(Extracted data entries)

Segment Open

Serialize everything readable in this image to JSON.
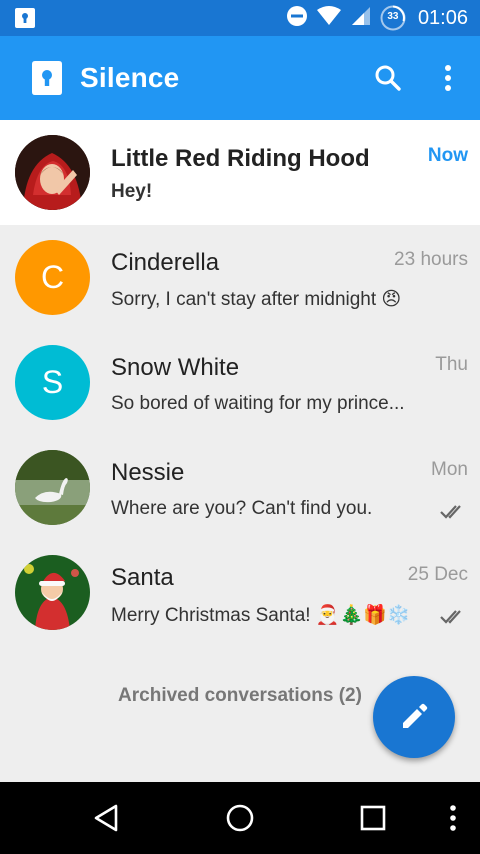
{
  "status_bar": {
    "time": "01:06",
    "battery_level": "33"
  },
  "toolbar": {
    "title": "Silence"
  },
  "conversations": [
    {
      "name": "Little Red Riding Hood",
      "snippet": "Hey!",
      "date": "Now",
      "unread": true,
      "avatar_color": "#8b1a1a"
    },
    {
      "name": "Cinderella",
      "snippet": "Sorry, I can't stay after midnight 😠",
      "date": "23 hours",
      "initial": "C",
      "avatar_color": "#ff9800"
    },
    {
      "name": "Snow White",
      "snippet": "So bored of waiting for my prince...",
      "date": "Thu",
      "initial": "S",
      "avatar_color": "#00bcd4"
    },
    {
      "name": "Nessie",
      "snippet": "Where are you? Can't find you.",
      "date": "Mon",
      "avatar_color": "#5b7d3a"
    },
    {
      "name": "Santa",
      "snippet": "Merry Christmas Santa! 🎅🎄🎁❄️",
      "date": "25 Dec",
      "avatar_color": "#c62828"
    }
  ],
  "archived_label": "Archived conversations (2)",
  "colors": {
    "status_bar": "#1976d2",
    "toolbar": "#2196f3",
    "accent": "#2196f3",
    "fab": "#1976d2"
  }
}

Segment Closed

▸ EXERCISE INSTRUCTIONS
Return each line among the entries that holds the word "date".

▸ TASK SOLUTION
      "date": "Now",
      "date": "23 hours",
      "date": "Thu",
      "date": "Mon",
      "date": "25 Dec",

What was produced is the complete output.